Website and app data records:
══════════

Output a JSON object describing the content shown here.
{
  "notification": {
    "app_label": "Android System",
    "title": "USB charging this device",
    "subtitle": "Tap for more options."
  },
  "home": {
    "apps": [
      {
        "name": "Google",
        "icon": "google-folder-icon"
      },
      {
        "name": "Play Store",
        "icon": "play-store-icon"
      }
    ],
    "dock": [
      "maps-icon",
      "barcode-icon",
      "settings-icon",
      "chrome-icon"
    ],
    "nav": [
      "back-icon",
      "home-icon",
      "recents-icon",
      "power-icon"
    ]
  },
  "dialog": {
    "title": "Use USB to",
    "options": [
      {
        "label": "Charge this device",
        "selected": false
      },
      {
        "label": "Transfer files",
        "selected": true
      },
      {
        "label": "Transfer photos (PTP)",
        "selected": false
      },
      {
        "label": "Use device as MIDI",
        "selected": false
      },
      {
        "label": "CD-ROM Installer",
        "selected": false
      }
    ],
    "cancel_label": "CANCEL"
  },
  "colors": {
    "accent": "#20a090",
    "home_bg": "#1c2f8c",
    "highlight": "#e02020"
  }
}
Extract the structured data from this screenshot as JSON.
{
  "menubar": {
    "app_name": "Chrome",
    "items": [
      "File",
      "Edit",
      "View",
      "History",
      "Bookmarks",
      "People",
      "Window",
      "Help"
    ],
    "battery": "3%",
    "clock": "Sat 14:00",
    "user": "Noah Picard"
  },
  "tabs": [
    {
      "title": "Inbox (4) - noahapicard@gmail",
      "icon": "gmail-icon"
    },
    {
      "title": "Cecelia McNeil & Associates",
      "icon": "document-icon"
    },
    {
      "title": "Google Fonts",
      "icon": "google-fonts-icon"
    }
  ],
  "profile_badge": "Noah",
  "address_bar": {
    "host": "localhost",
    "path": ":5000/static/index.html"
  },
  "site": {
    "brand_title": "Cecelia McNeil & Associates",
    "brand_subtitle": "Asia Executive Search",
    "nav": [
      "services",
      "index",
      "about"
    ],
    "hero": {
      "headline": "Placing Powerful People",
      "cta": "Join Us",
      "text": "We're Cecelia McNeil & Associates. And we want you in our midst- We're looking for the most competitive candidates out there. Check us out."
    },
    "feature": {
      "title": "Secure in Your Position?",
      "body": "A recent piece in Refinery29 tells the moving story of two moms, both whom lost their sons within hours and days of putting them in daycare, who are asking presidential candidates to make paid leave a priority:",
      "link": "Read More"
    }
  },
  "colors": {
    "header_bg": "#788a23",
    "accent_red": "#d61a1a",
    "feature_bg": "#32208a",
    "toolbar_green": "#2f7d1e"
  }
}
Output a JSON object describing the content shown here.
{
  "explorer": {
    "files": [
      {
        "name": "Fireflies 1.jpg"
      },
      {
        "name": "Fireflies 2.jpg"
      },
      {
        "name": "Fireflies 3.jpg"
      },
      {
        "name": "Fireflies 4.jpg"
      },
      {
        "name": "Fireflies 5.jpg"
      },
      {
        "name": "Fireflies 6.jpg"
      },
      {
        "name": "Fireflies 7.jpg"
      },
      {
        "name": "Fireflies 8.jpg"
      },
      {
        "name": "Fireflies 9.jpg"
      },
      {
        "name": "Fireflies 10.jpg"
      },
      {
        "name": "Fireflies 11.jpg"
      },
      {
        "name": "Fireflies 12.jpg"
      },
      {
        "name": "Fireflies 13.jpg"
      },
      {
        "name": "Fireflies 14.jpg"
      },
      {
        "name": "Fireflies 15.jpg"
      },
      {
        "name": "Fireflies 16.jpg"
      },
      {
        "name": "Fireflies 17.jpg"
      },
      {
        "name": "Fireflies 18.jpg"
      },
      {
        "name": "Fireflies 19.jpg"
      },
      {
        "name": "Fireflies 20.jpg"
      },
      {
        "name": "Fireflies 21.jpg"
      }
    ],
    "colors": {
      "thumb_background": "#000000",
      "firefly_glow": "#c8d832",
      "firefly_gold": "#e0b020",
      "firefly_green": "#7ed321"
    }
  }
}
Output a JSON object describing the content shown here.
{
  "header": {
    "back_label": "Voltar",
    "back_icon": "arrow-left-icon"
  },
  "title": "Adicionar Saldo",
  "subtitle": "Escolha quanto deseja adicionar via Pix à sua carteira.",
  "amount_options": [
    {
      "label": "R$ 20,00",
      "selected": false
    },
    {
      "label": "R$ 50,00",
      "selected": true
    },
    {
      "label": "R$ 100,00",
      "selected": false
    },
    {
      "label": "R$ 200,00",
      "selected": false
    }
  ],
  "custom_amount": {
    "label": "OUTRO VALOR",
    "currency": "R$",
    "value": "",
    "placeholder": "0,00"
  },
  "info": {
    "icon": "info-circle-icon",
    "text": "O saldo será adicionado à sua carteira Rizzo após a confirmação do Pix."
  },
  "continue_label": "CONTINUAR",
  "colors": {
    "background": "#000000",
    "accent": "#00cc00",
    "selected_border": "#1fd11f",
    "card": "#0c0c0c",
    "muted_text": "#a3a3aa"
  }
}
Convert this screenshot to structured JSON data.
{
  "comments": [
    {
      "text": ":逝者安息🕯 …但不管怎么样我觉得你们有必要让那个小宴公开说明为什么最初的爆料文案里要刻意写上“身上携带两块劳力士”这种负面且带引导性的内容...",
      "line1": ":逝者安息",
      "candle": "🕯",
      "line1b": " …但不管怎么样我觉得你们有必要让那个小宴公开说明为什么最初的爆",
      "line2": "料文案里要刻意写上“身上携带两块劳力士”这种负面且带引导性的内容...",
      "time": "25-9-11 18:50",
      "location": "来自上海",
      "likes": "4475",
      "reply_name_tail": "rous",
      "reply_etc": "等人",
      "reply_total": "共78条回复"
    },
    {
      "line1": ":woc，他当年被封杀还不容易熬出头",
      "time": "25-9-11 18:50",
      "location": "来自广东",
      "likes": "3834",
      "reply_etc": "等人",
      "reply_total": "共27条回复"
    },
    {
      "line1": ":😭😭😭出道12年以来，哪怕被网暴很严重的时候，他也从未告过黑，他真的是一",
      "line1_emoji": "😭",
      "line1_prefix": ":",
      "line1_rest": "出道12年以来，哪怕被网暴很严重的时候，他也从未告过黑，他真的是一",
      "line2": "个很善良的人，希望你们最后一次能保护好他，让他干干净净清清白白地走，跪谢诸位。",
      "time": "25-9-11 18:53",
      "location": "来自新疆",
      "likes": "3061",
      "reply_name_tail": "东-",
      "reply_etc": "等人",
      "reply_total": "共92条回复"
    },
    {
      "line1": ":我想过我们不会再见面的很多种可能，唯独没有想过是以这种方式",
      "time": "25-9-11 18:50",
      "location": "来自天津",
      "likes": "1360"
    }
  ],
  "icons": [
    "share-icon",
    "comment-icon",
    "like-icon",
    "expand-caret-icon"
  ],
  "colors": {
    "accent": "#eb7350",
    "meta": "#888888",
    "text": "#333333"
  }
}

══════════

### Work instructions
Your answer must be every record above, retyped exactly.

### Response to the exercise
Output a JSON object describing the content shown here.
{
  "notification": {
    "app_label": "Android System",
    "title": "USB charging this device",
    "subtitle": "Tap for more options."
  },
  "home": {
    "apps": [
      {
        "name": "Google",
        "icon": "google-folder-icon"
      },
      {
        "name": "Play Store",
        "icon": "play-store-icon"
      }
    ],
    "dock": [
      "maps-icon",
      "barcode-icon",
      "settings-icon",
      "chrome-icon"
    ],
    "nav": [
      "back-icon",
      "home-icon",
      "recents-icon",
      "power-icon"
    ]
  },
  "dialog": {
    "title": "Use USB to",
    "options": [
      {
        "label": "Charge this device",
        "selected": false
      },
      {
        "label": "Transfer files",
        "selected": true
      },
      {
        "label": "Transfer photos (PTP)",
        "selected": false
      },
      {
        "label": "Use device as MIDI",
        "selected": false
      },
      {
        "label": "CD-ROM Installer",
        "selected": false
      }
    ],
    "cancel_label": "CANCEL"
  },
  "colors": {
    "accent": "#20a090",
    "home_bg": "#1c2f8c",
    "highlight": "#e02020"
  }
}
Extract the structured data from this screenshot as JSON.
{
  "menubar": {
    "app_name": "Chrome",
    "items": [
      "File",
      "Edit",
      "View",
      "History",
      "Bookmarks",
      "People",
      "Window",
      "Help"
    ],
    "battery": "3%",
    "clock": "Sat 14:00",
    "user": "Noah Picard"
  },
  "tabs": [
    {
      "title": "Inbox (4) - noahapicard@gmail",
      "icon": "gmail-icon"
    },
    {
      "title": "Cecelia McNeil & Associates",
      "icon": "document-icon"
    },
    {
      "title": "Google Fonts",
      "icon": "google-fonts-icon"
    }
  ],
  "profile_badge": "Noah",
  "address_bar": {
    "host": "localhost",
    "path": ":5000/static/index.html"
  },
  "site": {
    "brand_title": "Cecelia McNeil & Associates",
    "brand_subtitle": "Asia Executive Search",
    "nav": [
      "services",
      "index",
      "about"
    ],
    "hero": {
      "headline": "Placing Powerful People",
      "cta": "Join Us",
      "text": "We're Cecelia McNeil & Associates. And we want you in our midst- We're looking for the most competitive candidates out there. Check us out."
    },
    "feature": {
      "title": "Secure in Your Position?",
      "body": "A recent piece in Refinery29 tells the moving story of two moms, both whom lost their sons within hours and days of putting them in daycare, who are asking presidential candidates to make paid leave a priority:",
      "link": "Read More"
    }
  },
  "colors": {
    "header_bg": "#788a23",
    "accent_red": "#d61a1a",
    "feature_bg": "#32208a",
    "toolbar_green": "#2f7d1e"
  }
}
Output a JSON object describing the content shown here.
{
  "explorer": {
    "files": [
      {
        "name": "Fireflies 1.jpg"
      },
      {
        "name": "Fireflies 2.jpg"
      },
      {
        "name": "Fireflies 3.jpg"
      },
      {
        "name": "Fireflies 4.jpg"
      },
      {
        "name": "Fireflies 5.jpg"
      },
      {
        "name": "Fireflies 6.jpg"
      },
      {
        "name": "Fireflies 7.jpg"
      },
      {
        "name": "Fireflies 8.jpg"
      },
      {
        "name": "Fireflies 9.jpg"
      },
      {
        "name": "Fireflies 10.jpg"
      },
      {
        "name": "Fireflies 11.jpg"
      },
      {
        "name": "Fireflies 12.jpg"
      },
      {
        "name": "Fireflies 13.jpg"
      },
      {
        "name": "Fireflies 14.jpg"
      },
      {
        "name": "Fireflies 15.jpg"
      },
      {
        "name": "Fireflies 16.jpg"
      },
      {
        "name": "Fireflies 17.jpg"
      },
      {
        "name": "Fireflies 18.jpg"
      },
      {
        "name": "Fireflies 19.jpg"
      },
      {
        "name": "Fireflies 20.jpg"
      },
      {
        "name": "Fireflies 21.jpg"
      }
    ],
    "colors": {
      "thumb_background": "#000000",
      "firefly_glow": "#c8d832",
      "firefly_gold": "#e0b020",
      "firefly_green": "#7ed321"
    }
  }
}
Output a JSON object describing the content shown here.
{
  "header": {
    "back_label": "Voltar",
    "back_icon": "arrow-left-icon"
  },
  "title": "Adicionar Saldo",
  "subtitle": "Escolha quanto deseja adicionar via Pix à sua carteira.",
  "amount_options": [
    {
      "label": "R$ 20,00",
      "selected": false
    },
    {
      "label": "R$ 50,00",
      "selected": true
    },
    {
      "label": "R$ 100,00",
      "selected": false
    },
    {
      "label": "R$ 200,00",
      "selected": false
    }
  ],
  "custom_amount": {
    "label": "OUTRO VALOR",
    "currency": "R$",
    "value": "",
    "placeholder": "0,00"
  },
  "info": {
    "icon": "info-circle-icon",
    "text": "O saldo será adicionado à sua carteira Rizzo após a confirmação do Pix."
  },
  "continue_label": "CONTINUAR",
  "colors": {
    "background": "#000000",
    "accent": "#00cc00",
    "selected_border": "#1fd11f",
    "card": "#0c0c0c",
    "muted_text": "#a3a3aa"
  }
}
Convert this screenshot to structured JSON data.
{
  "comments": [
    {
      "text": ":逝者安息🕯 …但不管怎么样我觉得你们有必要让那个小宴公开说明为什么最初的爆料文案里要刻意写上“身上携带两块劳力士”这种负面且带引导性的内容...",
      "line1": ":逝者安息",
      "candle": "🕯",
      "line1b": " …但不管怎么样我觉得你们有必要让那个小宴公开说明为什么最初的爆",
      "line2": "料文案里要刻意写上“身上携带两块劳力士”这种负面且带引导性的内容...",
      "time": "25-9-11 18:50",
      "location": "来自上海",
      "likes": "4475",
      "reply_name_tail": "rous",
      "reply_etc": "等人",
      "reply_total": "共78条回复"
    },
    {
      "line1": ":woc，他当年被封杀还不容易熬出头",
      "time": "25-9-11 18:50",
      "location": "来自广东",
      "likes": "3834",
      "reply_etc": "等人",
      "reply_total": "共27条回复"
    },
    {
      "line1": ":😭😭😭出道12年以来，哪怕被网暴很严重的时候，他也从未告过黑，他真的是一",
      "line1_emoji": "😭",
      "line1_prefix": ":",
      "line1_rest": "出道12年以来，哪怕被网暴很严重的时候，他也从未告过黑，他真的是一",
      "line2": "个很善良的人，希望你们最后一次能保护好他，让他干干净净清清白白地走，跪谢诸位。",
      "time": "25-9-11 18:53",
      "location": "来自新疆",
      "likes": "3061",
      "reply_name_tail": "东-",
      "reply_etc": "等人",
      "reply_total": "共92条回复"
    },
    {
      "line1": ":我想过我们不会再见面的很多种可能，唯独没有想过是以这种方式",
      "time": "25-9-11 18:50",
      "location": "来自天津",
      "likes": "1360"
    }
  ],
  "icons": [
    "share-icon",
    "comment-icon",
    "like-icon",
    "expand-caret-icon"
  ],
  "colors": {
    "accent": "#eb7350",
    "meta": "#888888",
    "text": "#333333"
  }
}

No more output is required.